UW Religion Today Column for Week of March 17-23: Commanding Morality
March 14, 2013 — By Paul V.M. Flesher
It is a tenet of Christian belief that the moral values which God commanded are “good.” By this I do not mean to say that they are a “good job” or that they were “done well” or that God should receive a gold star for creating them.
No, I mean that, according to Christian belief, God’s ethics represent the highest form of good possible. They are the epitome of moral values; it is impossible for a better moral system to exist.

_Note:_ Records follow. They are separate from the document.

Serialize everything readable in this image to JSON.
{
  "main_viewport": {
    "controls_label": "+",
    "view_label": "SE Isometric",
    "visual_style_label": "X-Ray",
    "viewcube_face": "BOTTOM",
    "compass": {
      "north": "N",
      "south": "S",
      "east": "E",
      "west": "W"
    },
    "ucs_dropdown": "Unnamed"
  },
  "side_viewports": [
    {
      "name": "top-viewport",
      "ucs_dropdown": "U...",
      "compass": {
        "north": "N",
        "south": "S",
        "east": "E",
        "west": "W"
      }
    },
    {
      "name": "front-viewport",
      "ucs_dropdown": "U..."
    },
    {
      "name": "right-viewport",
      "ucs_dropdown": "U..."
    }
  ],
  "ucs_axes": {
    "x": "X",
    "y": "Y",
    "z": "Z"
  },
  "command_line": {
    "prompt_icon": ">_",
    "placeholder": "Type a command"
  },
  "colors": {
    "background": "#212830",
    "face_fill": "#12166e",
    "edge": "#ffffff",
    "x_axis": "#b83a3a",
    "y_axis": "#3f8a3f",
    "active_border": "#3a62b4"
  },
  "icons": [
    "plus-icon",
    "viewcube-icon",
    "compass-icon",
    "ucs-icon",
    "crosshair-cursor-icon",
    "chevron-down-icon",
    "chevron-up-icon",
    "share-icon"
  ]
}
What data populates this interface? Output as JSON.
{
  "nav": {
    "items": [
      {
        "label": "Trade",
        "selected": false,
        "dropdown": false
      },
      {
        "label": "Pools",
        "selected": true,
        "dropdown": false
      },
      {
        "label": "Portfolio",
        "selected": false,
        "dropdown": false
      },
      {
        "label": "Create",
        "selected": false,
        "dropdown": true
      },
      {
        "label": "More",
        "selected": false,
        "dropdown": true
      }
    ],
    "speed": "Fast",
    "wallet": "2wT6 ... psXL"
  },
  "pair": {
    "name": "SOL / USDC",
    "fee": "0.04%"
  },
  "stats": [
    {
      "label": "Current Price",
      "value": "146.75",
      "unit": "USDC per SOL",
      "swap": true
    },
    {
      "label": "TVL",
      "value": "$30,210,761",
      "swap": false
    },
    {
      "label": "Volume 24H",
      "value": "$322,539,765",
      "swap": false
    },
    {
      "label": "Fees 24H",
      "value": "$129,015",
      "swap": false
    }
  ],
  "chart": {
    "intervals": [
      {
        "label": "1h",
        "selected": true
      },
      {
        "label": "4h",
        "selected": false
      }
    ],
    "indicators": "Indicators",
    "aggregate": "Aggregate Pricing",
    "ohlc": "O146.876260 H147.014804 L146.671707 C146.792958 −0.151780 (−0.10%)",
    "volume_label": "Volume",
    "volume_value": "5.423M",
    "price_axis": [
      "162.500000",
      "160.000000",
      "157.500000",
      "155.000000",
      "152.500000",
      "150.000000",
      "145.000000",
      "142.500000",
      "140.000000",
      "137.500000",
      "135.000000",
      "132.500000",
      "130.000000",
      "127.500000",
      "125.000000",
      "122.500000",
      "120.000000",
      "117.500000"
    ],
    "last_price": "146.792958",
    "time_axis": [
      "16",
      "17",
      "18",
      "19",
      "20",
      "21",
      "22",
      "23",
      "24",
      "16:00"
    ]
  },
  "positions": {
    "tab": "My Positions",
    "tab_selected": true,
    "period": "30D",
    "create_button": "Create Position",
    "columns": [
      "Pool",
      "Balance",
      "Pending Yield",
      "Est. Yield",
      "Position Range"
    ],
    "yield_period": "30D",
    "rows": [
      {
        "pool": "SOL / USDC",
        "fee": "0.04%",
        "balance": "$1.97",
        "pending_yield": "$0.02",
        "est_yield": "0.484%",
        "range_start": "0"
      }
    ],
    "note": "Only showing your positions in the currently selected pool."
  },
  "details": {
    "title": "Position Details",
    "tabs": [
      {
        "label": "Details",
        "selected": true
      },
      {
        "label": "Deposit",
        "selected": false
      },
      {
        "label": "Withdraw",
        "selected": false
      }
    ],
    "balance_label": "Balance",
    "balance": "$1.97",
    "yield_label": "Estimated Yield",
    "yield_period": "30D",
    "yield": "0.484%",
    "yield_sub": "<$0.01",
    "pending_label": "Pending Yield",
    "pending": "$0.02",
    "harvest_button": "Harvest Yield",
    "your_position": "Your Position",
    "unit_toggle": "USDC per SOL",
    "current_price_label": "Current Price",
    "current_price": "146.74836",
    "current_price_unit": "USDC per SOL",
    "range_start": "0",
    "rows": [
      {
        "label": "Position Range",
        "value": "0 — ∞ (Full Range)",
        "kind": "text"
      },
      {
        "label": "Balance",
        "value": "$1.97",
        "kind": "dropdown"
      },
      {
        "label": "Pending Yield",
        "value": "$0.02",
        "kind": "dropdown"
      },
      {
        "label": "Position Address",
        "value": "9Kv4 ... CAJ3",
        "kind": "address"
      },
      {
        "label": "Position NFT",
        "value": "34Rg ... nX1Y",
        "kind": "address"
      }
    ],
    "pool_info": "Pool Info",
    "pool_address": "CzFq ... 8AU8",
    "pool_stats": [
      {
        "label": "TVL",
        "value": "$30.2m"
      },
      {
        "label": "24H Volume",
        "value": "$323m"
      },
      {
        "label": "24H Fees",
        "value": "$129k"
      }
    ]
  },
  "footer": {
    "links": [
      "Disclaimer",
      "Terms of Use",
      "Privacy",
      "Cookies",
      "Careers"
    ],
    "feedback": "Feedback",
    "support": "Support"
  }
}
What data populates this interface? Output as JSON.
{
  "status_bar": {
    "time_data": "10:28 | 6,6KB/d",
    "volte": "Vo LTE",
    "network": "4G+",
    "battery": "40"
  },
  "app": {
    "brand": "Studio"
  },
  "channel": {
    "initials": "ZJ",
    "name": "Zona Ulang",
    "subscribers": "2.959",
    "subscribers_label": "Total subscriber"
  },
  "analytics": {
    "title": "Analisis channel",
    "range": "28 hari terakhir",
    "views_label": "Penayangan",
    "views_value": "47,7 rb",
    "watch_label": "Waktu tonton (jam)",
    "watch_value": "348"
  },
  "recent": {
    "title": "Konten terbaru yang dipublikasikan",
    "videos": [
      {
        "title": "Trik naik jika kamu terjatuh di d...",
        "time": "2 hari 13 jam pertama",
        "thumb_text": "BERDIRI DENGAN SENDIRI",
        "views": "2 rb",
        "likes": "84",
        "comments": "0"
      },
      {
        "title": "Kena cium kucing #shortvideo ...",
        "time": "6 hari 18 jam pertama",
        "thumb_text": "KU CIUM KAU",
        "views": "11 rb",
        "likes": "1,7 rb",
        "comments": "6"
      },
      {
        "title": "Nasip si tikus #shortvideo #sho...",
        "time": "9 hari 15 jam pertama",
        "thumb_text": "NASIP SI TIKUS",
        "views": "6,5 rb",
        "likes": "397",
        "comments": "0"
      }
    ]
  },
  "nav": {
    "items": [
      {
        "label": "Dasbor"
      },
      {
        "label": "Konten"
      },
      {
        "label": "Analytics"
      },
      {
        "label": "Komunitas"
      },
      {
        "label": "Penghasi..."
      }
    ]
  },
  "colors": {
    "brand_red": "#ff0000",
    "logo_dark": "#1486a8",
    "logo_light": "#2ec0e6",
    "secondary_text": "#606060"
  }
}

Of course, in the modern world we disagree with specific moral rules and no longer practice some of them, such as the rules about slavery and divorce. Indeed, fewer than half of the Ten Commandments are encoded in United States law. But as a theological claim, if God is good, then the moral rules He proclaimed must be good. And, since God is by definition perfect, then the morality he proclaimed must also be perfectly good.
From this viewpoint, it is interesting to ask this question: Is God’s morality good because He commanded it, or did He command it because it was good? This is a difficult question, and different forms of Christianity have answered in different ways. It is so difficult that many forms of Christianity have refused to address it. It is a conundrum for all monotheistic religions, including Judaism and Islam.
The conundrum is this: While all Christian and monotheistic believers happily affirm that God and his ethics are good, the possible answers to the question require the affirmation of a second point, and that point is less willingly accepted. Indeed, there are two possible points, one for each answer to the question, and both are uncomfortable for monotheists.
If God’s morality is good because He commanded it, then that means that whatever He commanded would have been equally good. He could have commanded anything and it would have been just as good. God could have decreed that Wednesday was the holy day instead of the Sabbath. And that would be good. He could have decreed that murder or theft were good.
Our ethical and moral sense, therefore, comes from God’s commands. If He had commanded something else, then Christian moral sensibilities would be different. It is rather uncomfortable to think that Christian morality was open to all possibilities before God uttered His commands, and that He arbitrarily chose to declare some actions good and some actions evil.
The alternative answer to our question resolves this problem, but only by creating another one. If God commanded Christian morality because it was good, that means that each rule in it has an essence of goodness. Due to its inherent nature, then, and not because God said it, each command is good in and of itself. When all moral rules are taken together, that means there is a standard of goodness that is independent of God. The standard did not come from God, because then it would evidence the problem of arbitrariness and actually be the answer discussed above. Instead, this moral standard exists apart from God, and existed before God commanded the Jewish and Christian moral rules.
The problem this causes for Christianity, or for any monotheism, is that it creates something ultimate that is not God. It also implies that God is not omnipotent in the area of morality, but consults the standard to ensure the goodness of his moral rules. To be sure, the goodness standard is not a second god, and so does not require the conclusion of polytheism. But it does mean that God is not alone and that He did not create goodness, but instead followed a pre-existing standard of inherent good.
Of course, this theological conundrum has no impact on the specific character of Christianity’s moral rules. Its ethical demands remain the same whichever answer one takes, and even if one chooses not to address the question. For in the end, Christianity believes, God’s morality requires obedience, not understanding.
Thanks to James Rachel’s “The Elements of Moral Philosophy” (Philadelphia: Temple University Press, 1986). For information, see the section on Divine Command Theory.
Flesher is director of UW's Religious Studies Program. Past columns and more information about the program can be found on the Web at www.uwyo.edu/RelStds. To comment on this column, visit http://religion-today.blogspot.com.